[Extracted data entries]
..............................
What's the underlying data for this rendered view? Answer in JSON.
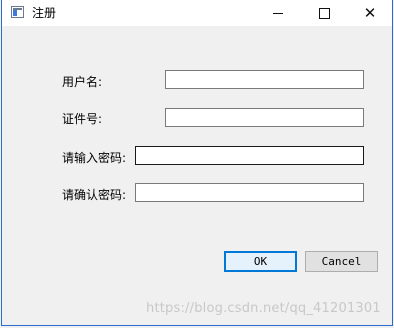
{
  "window": {
    "title": "注册",
    "min_icon": "minimize-icon",
    "max_icon": "maximize-icon",
    "close_icon": "close-icon",
    "close_glyph": "✕"
  },
  "form": {
    "username_label": "用户名:",
    "username_value": "",
    "id_label": "证件号:",
    "id_value": "",
    "password_label": "请输入密码:",
    "password_value": "",
    "confirm_label": "请确认密码:",
    "confirm_value": ""
  },
  "buttons": {
    "ok_label": "OK",
    "cancel_label": "Cancel"
  },
  "watermark": "https://blog.csdn.net/qq_41201301",
  "colors": {
    "accent": "#0078d7",
    "background": "#f0f0f0"
  }
}
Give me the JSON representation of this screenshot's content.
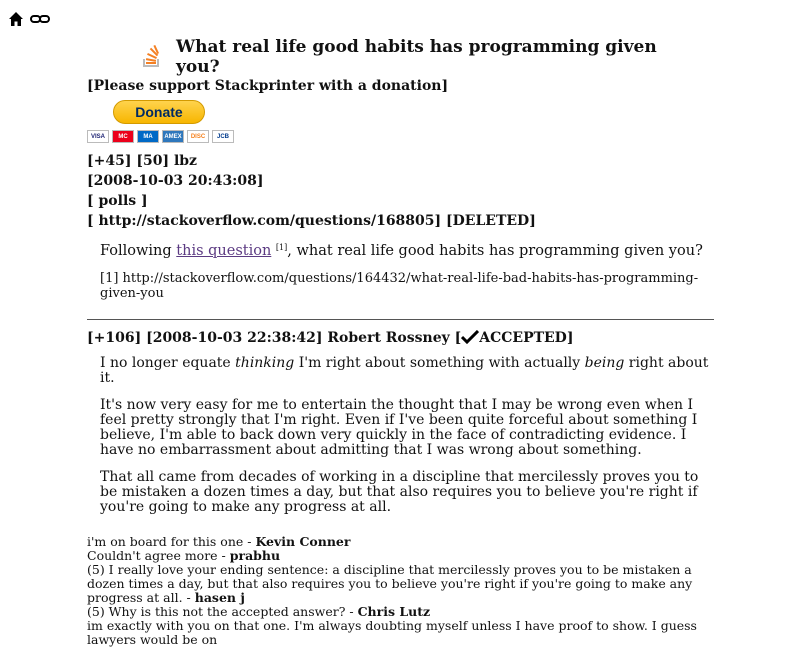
{
  "nav": {
    "home_icon": "home-icon",
    "link_icon": "link-icon"
  },
  "header": {
    "title": "What real life good habits has programming given you?"
  },
  "donation": {
    "support_text": "[Please support Stackprinter with a donation]",
    "donate_label": "Donate",
    "card_labels": [
      "VISA",
      "MC",
      "MA",
      "AMEX",
      "DISC",
      "JCB"
    ]
  },
  "question": {
    "score": "[+45]",
    "answers": "[50]",
    "author": "lbz",
    "timestamp": "[2008-10-03 20:43:08]",
    "tags": "[ polls ]",
    "url_line": "[ http://stackoverflow.com/questions/168805] [DELETED]",
    "body_prefix": "Following ",
    "link_text": "this question",
    "footnote_mark": "[1]",
    "body_suffix": ", what real life good habits has programming given you?",
    "reference": "[1] http://stackoverflow.com/questions/164432/what-real-life-bad-habits-has-programming-given-you"
  },
  "answer": {
    "header": "[+106] [2008-10-03 22:38:42] Robert Rossney [",
    "accepted": "ACCEPTED]",
    "p1_a": "I no longer equate ",
    "p1_em1": "thinking",
    "p1_b": " I'm right about something with actually ",
    "p1_em2": "being",
    "p1_c": " right about it.",
    "p2": "It's now very easy for me to entertain the thought that I may be wrong even when I feel pretty strongly that I'm right. Even if I've been quite forceful about something I believe, I'm able to back down very quickly in the face of contradicting evidence. I have no embarrassment about admitting that I was wrong about something.",
    "p3": "That all came from decades of working in a discipline that mercilessly proves you to be mistaken a dozen times a day, but that also requires you to believe you're right if you're going to make any progress at all."
  },
  "comments": [
    {
      "text": "i'm on board for this one - ",
      "author": "Kevin Conner"
    },
    {
      "text": "Couldn't agree more - ",
      "author": "prabhu"
    },
    {
      "text": "(5) I really love your ending sentence: a discipline that mercilessly proves you to be mistaken a dozen times a day, but that also requires you to believe you're right if you're going to make any progress at all. - ",
      "author": "hasen j"
    },
    {
      "text": "(5) Why is this not the accepted answer? - ",
      "author": "Chris Lutz"
    },
    {
      "text": "im exactly with you on that one. I'm always doubting myself unless I have proof to show. I guess lawyers would be on",
      "author": ""
    }
  ]
}
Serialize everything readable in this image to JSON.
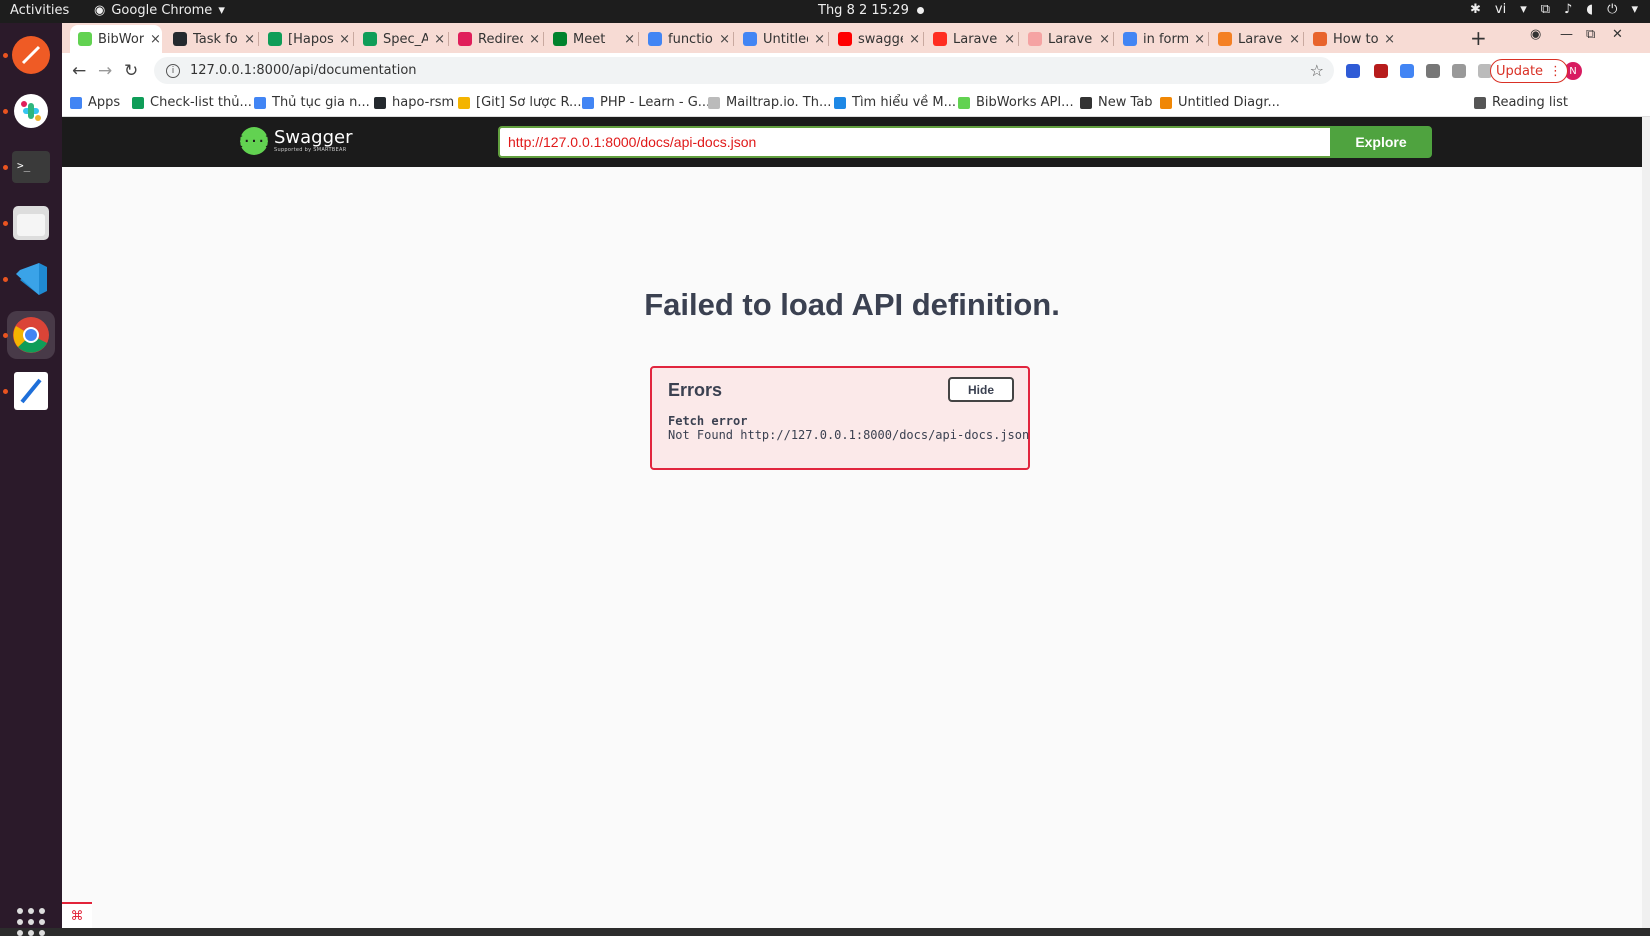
{
  "system": {
    "activities": "Activities",
    "app_name": "Google Chrome",
    "clock": "Thg 8 2  15:29",
    "lang": "vi"
  },
  "tabs": [
    {
      "label": "BibWorks",
      "color": "#62d251",
      "active": true
    },
    {
      "label": "Task for",
      "color": "#24292e"
    },
    {
      "label": "[Haposo",
      "color": "#0f9d58"
    },
    {
      "label": "Spec_Ap",
      "color": "#0f9d58"
    },
    {
      "label": "Redirect",
      "color": "#e01e5a"
    },
    {
      "label": "Meet",
      "color": "#00832d"
    },
    {
      "label": "function",
      "color": "#4285f4"
    },
    {
      "label": "Untitled",
      "color": "#4285f4"
    },
    {
      "label": "swagger",
      "color": "#ff0000"
    },
    {
      "label": "Laravel",
      "color": "#ff2d20"
    },
    {
      "label": "Laravel",
      "color": "#f5a3a3"
    },
    {
      "label": "in form",
      "color": "#4285f4"
    },
    {
      "label": "Laravel",
      "color": "#f48024"
    },
    {
      "label": "How to",
      "color": "#e8632b"
    }
  ],
  "toolbar": {
    "url": "127.0.0.1:8000/api/documentation",
    "update_label": "Update",
    "avatar_letter": "N"
  },
  "bookmarks": [
    {
      "label": "Apps",
      "color": "#4285f4"
    },
    {
      "label": "Check-list thủ...",
      "color": "#0f9d58"
    },
    {
      "label": "Thủ tục gia n...",
      "color": "#4285f4"
    },
    {
      "label": "hapo-rsm",
      "color": "#24292e"
    },
    {
      "label": "[Git] Sơ lược R...",
      "color": "#f4b400"
    },
    {
      "label": "PHP - Learn - G...",
      "color": "#4285f4"
    },
    {
      "label": "Mailtrap.io. Th...",
      "color": "#bbbbbb"
    },
    {
      "label": "Tìm hiểu về M...",
      "color": "#1e88e5"
    },
    {
      "label": "BibWorks API...",
      "color": "#62d251"
    },
    {
      "label": "New Tab",
      "color": "#333333"
    },
    {
      "label": "Untitled Diagr...",
      "color": "#f08705"
    },
    {
      "label": "Reading list",
      "color": "#555555"
    }
  ],
  "swagger": {
    "logo_text": "Swagger",
    "logo_sub": "Supported by SMARTBEAR",
    "url_value": "http://127.0.0.1:8000/docs/api-docs.json",
    "explore_label": "Explore",
    "fail_title": "Failed to load API definition.",
    "errors_title": "Errors",
    "hide_label": "Hide",
    "error_heading": "Fetch error",
    "error_message": "Not Found http://127.0.0.1:8000/docs/api-docs.json"
  }
}
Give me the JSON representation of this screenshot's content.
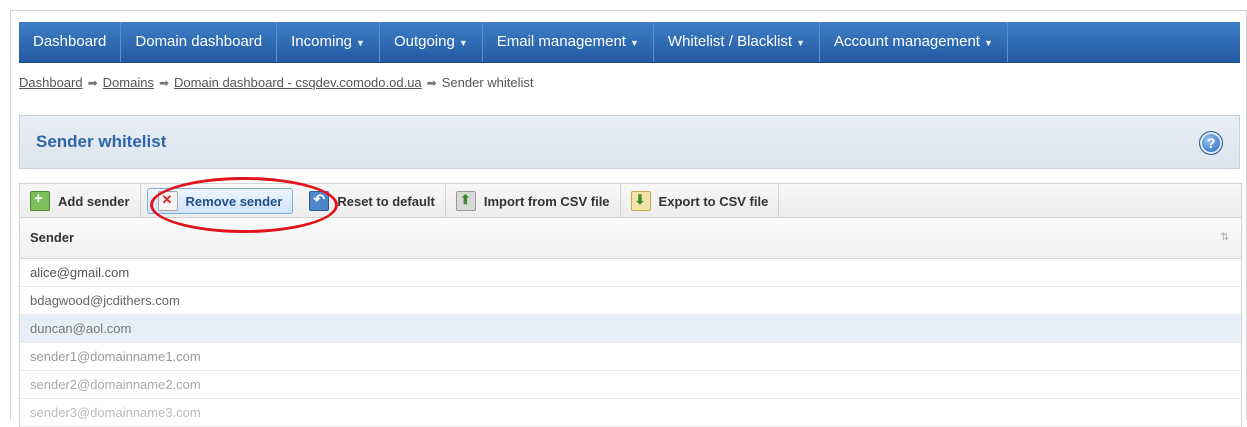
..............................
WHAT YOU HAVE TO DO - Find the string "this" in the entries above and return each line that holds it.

ANSWER SECTION -
What's the underlying data for this rendered view? Answer in JSON.
Give me the JSON representation of this screenshot's content.
    "link_text": "this question",
      "text": "i'm on board for this one - ",
      "text": "(5) Why is this not the accepted answer? - ",
Serialize everything readable in this image to JSON.
Give me the JSON representation of this screenshot's content.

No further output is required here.